Marketing Advice for School’s latest annual school marketing survey showed that state schools in England have an average marketing budget of around £10,000, an increase of five per cent over the previous year. This is a tiny part of the overall budget of a school, especially given that marketing is playing a more and more vital part in driving a school’s success.
Hang on a moment though – why do schools even need marketing budgets – or marketing at all? This is a question I’m often asked by school leaders to justify the very idea!
Part of the problem is that marketing for many is synonymous with PR executives swigging champagne (thanks Absolutely Fabulous!) or the sort of expensive advertising campaigns with dancing meerkats that bookend Coronation Street.
The fact though is that all schools face challenges – recruiting and retaining enough students to deliver a full budget, recruiting the best teachers in a highly competitive market, creating strong links with diverse communities and demonstrating the great things you are doing to gain the trust of parents.
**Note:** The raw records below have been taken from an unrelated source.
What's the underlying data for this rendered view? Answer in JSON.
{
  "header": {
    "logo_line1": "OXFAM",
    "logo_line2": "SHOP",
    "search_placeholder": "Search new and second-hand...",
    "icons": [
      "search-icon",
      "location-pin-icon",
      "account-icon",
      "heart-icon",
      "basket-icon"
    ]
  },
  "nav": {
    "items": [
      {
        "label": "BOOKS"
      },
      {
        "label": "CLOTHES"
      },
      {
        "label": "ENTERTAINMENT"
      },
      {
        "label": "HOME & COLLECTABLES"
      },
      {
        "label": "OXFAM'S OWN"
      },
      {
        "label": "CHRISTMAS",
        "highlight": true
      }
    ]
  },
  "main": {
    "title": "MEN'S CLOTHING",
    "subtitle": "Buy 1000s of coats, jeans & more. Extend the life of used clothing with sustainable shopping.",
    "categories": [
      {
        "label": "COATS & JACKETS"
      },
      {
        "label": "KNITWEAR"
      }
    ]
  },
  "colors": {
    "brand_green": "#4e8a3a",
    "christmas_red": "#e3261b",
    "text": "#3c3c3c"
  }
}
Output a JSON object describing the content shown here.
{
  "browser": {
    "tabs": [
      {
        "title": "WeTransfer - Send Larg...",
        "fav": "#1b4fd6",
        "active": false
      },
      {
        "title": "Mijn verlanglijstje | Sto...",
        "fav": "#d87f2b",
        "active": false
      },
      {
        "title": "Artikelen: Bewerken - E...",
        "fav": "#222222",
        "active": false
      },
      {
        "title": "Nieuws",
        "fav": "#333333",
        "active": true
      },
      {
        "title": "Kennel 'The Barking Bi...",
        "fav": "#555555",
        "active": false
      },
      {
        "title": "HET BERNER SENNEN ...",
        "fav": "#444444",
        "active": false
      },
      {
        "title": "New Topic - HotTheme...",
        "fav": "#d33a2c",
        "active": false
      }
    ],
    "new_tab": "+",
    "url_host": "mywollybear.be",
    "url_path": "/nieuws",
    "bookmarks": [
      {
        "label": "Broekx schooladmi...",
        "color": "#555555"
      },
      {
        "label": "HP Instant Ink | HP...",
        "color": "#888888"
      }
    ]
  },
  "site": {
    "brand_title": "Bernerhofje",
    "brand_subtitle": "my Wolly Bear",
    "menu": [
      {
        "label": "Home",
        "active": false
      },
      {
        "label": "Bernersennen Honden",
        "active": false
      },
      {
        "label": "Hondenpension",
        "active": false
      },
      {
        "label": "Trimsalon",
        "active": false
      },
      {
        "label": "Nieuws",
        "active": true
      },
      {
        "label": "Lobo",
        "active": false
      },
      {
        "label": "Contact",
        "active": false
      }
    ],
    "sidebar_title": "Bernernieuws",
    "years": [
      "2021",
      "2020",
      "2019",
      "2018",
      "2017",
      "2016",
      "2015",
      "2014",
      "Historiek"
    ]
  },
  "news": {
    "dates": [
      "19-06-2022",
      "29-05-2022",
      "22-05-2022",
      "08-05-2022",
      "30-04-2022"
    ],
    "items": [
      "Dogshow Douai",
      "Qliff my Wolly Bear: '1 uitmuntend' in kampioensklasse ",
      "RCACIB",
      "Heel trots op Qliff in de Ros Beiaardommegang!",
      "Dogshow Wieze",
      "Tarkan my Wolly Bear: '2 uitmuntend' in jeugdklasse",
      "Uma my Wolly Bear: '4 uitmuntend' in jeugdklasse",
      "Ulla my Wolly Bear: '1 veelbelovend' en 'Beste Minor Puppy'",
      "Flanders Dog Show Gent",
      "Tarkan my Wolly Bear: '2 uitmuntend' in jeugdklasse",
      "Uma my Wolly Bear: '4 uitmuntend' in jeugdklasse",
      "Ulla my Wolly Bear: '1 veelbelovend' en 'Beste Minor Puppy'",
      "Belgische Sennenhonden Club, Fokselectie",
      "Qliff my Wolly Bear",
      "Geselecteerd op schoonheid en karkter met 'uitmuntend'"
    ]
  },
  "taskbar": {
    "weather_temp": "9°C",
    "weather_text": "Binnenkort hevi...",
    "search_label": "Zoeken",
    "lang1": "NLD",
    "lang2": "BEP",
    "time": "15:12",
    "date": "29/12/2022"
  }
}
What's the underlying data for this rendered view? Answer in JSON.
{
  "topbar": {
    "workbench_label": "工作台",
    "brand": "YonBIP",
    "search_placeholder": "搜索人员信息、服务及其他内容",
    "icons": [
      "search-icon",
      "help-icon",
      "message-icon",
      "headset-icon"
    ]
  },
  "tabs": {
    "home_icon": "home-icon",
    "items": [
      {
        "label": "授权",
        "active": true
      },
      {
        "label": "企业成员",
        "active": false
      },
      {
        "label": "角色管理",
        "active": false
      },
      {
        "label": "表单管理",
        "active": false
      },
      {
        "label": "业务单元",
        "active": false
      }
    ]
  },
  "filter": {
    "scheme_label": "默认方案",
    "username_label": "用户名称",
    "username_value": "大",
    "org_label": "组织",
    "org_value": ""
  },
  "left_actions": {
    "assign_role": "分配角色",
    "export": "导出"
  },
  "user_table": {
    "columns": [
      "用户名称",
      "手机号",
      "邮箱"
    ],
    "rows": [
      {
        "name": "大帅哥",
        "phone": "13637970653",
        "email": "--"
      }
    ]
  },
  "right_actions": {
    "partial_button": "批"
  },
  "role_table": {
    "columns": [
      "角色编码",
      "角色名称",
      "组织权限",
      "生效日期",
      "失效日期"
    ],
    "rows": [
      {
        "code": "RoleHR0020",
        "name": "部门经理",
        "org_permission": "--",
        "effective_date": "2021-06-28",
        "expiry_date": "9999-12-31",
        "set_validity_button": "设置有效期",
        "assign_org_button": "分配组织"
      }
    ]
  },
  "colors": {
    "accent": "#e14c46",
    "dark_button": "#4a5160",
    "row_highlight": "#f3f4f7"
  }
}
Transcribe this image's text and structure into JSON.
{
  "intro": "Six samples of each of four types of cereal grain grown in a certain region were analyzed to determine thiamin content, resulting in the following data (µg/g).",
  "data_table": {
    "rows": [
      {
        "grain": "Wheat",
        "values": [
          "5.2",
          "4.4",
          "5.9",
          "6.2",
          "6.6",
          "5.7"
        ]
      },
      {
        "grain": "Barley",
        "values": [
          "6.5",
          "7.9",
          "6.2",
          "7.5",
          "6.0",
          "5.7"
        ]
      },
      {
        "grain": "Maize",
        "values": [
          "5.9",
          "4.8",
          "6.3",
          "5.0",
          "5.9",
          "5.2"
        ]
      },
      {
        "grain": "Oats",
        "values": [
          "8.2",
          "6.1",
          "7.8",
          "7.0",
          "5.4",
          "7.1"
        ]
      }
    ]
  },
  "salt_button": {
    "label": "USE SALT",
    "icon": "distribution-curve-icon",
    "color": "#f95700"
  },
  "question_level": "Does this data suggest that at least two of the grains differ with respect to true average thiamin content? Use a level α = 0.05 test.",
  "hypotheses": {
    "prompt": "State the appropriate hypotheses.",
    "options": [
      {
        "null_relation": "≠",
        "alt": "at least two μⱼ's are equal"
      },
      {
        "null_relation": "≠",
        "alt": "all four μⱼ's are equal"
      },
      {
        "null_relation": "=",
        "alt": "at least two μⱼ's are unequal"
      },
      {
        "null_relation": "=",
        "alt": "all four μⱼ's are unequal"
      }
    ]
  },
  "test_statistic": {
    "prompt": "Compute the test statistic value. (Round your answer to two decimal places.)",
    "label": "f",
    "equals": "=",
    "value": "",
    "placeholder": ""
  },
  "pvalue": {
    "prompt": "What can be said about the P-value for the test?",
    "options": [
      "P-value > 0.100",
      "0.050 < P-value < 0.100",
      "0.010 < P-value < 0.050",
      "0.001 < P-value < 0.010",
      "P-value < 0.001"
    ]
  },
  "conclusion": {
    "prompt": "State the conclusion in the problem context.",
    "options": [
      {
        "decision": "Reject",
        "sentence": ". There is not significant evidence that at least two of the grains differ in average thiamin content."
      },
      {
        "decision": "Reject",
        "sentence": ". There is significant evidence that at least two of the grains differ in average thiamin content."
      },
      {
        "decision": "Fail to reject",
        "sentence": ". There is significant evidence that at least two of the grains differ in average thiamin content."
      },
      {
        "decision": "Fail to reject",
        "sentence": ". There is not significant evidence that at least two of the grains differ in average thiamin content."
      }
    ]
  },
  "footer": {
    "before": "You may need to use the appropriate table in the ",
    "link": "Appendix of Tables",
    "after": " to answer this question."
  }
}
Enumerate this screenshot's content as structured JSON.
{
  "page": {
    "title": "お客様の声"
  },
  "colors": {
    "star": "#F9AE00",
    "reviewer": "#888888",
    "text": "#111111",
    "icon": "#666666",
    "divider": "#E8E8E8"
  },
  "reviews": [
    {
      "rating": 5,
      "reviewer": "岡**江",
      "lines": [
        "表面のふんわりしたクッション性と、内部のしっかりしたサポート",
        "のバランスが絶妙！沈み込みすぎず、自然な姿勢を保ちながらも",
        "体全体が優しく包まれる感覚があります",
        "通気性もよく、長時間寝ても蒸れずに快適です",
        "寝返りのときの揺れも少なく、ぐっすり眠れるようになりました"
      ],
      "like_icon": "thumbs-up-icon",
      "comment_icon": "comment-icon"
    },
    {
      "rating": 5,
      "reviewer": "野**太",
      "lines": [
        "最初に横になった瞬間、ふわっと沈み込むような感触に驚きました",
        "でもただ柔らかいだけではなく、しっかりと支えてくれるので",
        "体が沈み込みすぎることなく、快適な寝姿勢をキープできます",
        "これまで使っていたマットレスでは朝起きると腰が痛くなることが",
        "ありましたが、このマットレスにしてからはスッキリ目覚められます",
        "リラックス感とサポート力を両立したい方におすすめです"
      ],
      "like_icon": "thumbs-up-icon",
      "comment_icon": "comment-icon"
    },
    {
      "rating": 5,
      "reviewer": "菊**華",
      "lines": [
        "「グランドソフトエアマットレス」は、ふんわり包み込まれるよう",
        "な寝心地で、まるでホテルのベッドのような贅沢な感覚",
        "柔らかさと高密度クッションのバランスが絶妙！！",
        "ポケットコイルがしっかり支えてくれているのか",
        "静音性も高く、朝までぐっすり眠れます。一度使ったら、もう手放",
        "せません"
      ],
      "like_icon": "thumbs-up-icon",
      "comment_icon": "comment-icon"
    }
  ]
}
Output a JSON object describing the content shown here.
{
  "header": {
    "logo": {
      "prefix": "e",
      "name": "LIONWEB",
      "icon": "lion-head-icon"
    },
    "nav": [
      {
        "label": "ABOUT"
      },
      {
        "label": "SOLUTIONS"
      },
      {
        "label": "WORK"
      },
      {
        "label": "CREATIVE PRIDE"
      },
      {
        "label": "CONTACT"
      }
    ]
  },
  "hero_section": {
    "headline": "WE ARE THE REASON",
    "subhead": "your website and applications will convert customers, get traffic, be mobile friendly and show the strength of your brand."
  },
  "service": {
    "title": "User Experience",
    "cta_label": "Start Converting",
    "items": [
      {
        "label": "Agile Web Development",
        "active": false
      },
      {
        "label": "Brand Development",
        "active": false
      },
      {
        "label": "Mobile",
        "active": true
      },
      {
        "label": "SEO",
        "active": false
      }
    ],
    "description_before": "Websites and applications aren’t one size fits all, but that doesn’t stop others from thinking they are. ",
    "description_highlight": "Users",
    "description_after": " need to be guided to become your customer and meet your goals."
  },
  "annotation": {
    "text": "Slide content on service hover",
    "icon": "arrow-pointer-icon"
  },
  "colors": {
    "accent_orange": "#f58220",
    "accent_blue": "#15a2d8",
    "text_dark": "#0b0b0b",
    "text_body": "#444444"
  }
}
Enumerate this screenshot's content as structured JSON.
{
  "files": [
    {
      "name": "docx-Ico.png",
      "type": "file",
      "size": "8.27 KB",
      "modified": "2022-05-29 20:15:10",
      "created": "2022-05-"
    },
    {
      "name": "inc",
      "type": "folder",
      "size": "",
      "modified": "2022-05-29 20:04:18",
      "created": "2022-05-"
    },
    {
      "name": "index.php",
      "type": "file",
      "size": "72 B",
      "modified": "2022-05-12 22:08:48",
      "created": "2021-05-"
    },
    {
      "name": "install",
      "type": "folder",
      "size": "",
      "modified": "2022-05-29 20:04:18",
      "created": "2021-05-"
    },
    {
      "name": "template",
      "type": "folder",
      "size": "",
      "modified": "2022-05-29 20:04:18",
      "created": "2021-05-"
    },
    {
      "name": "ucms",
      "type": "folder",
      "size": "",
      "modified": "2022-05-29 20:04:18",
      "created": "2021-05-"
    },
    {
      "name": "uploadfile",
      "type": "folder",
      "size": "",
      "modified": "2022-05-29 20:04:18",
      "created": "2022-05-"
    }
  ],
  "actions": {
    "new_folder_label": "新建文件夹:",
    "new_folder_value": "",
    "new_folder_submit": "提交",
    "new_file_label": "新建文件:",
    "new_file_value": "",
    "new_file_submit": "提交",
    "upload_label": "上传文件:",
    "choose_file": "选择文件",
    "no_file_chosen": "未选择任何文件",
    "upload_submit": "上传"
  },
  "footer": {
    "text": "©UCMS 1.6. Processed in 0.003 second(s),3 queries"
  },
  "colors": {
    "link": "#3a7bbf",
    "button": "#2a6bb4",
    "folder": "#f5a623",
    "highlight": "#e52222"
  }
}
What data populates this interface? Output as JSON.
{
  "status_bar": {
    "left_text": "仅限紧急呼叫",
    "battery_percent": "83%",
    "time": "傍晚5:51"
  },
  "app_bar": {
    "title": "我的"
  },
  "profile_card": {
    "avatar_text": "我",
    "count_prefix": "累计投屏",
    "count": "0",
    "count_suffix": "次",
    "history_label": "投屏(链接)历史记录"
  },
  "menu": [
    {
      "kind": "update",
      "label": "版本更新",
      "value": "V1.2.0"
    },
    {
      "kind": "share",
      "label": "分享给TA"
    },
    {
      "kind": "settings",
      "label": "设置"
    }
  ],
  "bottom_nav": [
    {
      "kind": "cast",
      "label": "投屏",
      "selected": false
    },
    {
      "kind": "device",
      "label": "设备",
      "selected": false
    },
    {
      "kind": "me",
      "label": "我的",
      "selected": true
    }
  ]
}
And that’s without considering new challenges such as fundraising from community groups and manging the reputation of a school or trust. All these are marketing challenges – especially if you consider the following definition of marketing, ‘The process of listening to and meeting the needs of your community’.
So, how can you make a £10,000 (or smaller) budget achieve these things? Here are some ideas:
- Find out who matters to your school You can waste a lot of money targeting the wrong people. A quick way to do this is to list all the stakeholder groups that matter to your school and then identify the ones that aren’t listening to you, answering your calls or responding to your adverts. You need to focus your efforts here.
- Find out what they want from your school You need to conduct research to inform what you do next. Small focus groups or surveys are a good way to start.
- Make creative changes to meet their needs Don’t be frightened to try new things. For some schools this can be as simple as communicating what you do already better. For others, you might need to offer different subjects, engage with parents outside the school gates or share your expertise with feeder schools.
- Share what you are doing creatively and cheaply All schools do great things every day but this is often lost. Setting up a student or staff news team, creating relevant social media accounts or introducing an email newsletter are all really cheap ways of enabling this – and don’t sign up to any advertising unless you’re really sure it’s needed, even if it involves meerkats.
- Reflect and improve Don’t follow the route of Victorian industrialist Lord Lever, who famously said ‘half my advertising works – I wish I knew which half’. Digital communication gives you lots of data to analyse as a matter of course but you should also make sure to keep asking and surveying all stakeholders to make sure of value for money.
Can you do all this yourself? If you feel challenged, a good first step is to take a school marketing course – for as little as £200 you can get great initial advice. You might then want to hire external experts, such as photographers or designers, but if you have ambitions to move your school forward or to work towards a senior position in a MAT it’s well worth taking time to develop your own marketing skills.